This has been quite a year. IPO activity has been much slower than usual, whereas M&A deals have been breaking records left and right. The Federal Reserve finally raised interest rates for the first time in almost a decade. Most real estate markets across the country are now fully functional, with just a few that are still on the mend. There continues to be plenty of buzz about the exclusive unicorn club, and both the tech and healthcare sectors are hotter than ever. All in all it seems safe to say that 2015 has been a pretty good year economically.
As far as startups, we all know that pesky rumor that ninety plus percent of them end up failing. Of course, a fair number of the lucky ten percent that do manage to stick around don’t just survive, but in many cases, thrive beyond their leaders’ and investors’ wildest dreams. On that note, here is a brief list of some of the biggest winners, as well as those that were not quite so lucky.
We’ll start with the bad news first:
The idea of turning anyone’s clever invention into an actual product seems pretty cool. Unfortunately, it doesn’t matter how neat an idea may appear, there has to be the right supply and demand for the specific good or service. After all, it is irrelevant how interesting or altruistic the endeavor is because the ultimate goal is to turn a profit, and to do that, the margins matter.
This was another great idea in theory.
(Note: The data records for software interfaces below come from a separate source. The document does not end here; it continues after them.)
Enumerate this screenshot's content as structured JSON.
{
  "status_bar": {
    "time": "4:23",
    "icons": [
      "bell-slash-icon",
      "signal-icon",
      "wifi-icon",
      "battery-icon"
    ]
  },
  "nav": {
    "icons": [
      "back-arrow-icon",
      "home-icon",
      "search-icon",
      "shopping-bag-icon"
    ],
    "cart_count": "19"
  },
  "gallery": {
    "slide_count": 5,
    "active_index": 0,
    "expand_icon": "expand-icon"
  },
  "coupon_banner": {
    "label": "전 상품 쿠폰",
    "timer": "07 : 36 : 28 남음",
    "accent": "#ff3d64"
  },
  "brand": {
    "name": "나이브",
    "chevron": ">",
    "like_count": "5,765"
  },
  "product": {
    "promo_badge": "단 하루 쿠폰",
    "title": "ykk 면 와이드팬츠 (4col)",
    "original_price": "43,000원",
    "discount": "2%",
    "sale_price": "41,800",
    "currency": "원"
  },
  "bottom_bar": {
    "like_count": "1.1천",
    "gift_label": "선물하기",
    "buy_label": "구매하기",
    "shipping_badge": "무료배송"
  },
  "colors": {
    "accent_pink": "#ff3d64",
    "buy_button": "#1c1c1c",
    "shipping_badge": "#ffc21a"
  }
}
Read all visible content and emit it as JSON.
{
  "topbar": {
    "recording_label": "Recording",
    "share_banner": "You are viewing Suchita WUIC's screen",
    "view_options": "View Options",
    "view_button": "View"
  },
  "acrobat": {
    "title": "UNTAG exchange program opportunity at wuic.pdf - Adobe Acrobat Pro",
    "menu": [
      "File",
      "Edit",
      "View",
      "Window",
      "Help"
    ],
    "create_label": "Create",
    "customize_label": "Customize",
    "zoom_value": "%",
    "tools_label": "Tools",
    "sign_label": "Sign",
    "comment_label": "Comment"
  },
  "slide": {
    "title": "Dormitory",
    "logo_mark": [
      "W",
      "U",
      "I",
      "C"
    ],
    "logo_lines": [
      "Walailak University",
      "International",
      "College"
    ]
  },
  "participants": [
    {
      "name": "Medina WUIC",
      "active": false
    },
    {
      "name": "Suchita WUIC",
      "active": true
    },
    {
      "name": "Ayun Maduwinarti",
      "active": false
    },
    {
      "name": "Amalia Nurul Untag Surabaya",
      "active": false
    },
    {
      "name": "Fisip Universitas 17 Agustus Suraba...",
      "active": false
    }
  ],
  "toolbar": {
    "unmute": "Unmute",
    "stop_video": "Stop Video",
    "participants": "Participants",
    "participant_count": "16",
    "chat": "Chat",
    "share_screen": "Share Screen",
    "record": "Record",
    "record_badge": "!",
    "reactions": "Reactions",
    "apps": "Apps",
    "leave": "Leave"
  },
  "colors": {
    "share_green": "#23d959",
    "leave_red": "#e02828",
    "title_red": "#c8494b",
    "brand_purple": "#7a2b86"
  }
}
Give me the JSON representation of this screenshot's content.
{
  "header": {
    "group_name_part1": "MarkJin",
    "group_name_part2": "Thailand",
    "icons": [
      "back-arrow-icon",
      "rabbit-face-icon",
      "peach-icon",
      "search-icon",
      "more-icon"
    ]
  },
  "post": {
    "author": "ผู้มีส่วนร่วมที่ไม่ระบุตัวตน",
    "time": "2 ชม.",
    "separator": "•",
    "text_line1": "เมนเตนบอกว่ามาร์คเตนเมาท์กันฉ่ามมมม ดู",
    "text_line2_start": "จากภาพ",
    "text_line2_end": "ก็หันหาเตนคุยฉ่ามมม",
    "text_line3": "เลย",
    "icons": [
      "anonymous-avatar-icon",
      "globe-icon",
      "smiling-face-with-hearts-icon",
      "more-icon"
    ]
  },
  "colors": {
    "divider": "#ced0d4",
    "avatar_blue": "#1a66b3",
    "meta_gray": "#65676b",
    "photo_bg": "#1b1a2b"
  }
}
Surely we have all had moments where we needed an assistant to take care of administrative matters here and there and hiring the services of an actual person, albeit virtually, seems pretty handy. Unfortunately, it didn’t pan out because the numbers simply didn’t make sense. Although it is admirable that the company had such high expectations for its service that it hired plenty of able-bodied assistants to be at the ready, sometimes startups need to start slowly and then grow to ensure that the demand for their service is actually there.
This was a bit doomed from the beginning. The copyright and licensing battles over music have raged since the days of Napster (remember Napster?! - the 1999 version that is). They sort of put everyone on notice that if you want to start a company that provides a music sharing service of some sort, then your company has to go about it legitimately, i.e., in a way that would not cause the company to become embroiled in litigation. For any startups seeking to use the intellectual property of another, be sure to get the right licensing agreement first!
Now, on a more positive note:
It seems like a lot of the startups that soar do so because they provide a service that is incredibly convenient. Slack is a perfect example of this, which is a cloud collaboration tool simplifying team communication for companies all over the country. The platform allows colleagues to chat quickly instead of wasting time on email, share files and other types of content, and basically streamline the use of apps and other online tools by having it all available in one convenient and easy to use location. They are clearly onto something as their client list is in the millions, they have raked in $340 million dollars in funding, and their current valuation is $3 billion dollars.
Another startup that has been chugging along nicely this year is Stripe, the online payment service that helps any size business to accept payments via the internet. The company is valued at more than $5 billion, and the list of investors backing them is pretty impressive, as it includes some big names such as Visa and American Express, among a few others. And, the company isn’t just taking money from Visa, the two companies are actually embarking on a partnership that will allow Stripe to enter more markets globally, which of course bodes well for even more growth in the coming year.
This company certainly named itself appropriately. Uber is doing so well they probably need a new name for this type of unicorn. Perhaps they will be a leprechaun because they always manage to find gold? Or maybe a new kind of phoenix that never actually dies but has that perpetual longevity and a similar “rebirth” that for them entails becoming bigger and better? Or if there are other startups that manage to achieve what Uber has, then maybe everyone will just become an Ubercorn? Oh, the possibilities! There will surely be some new descriptive term for a startup that reaches success of this magnitude. Uber’s fundraising and valuation continue to climb, with another infusion on the horizon and a potential valuation so high we won’t even type it because it seems implausible (although apparently it’s plausible).
It is such an exciting time for startups, and there are plenty of lessons to learn from those that thrive and those that flounder.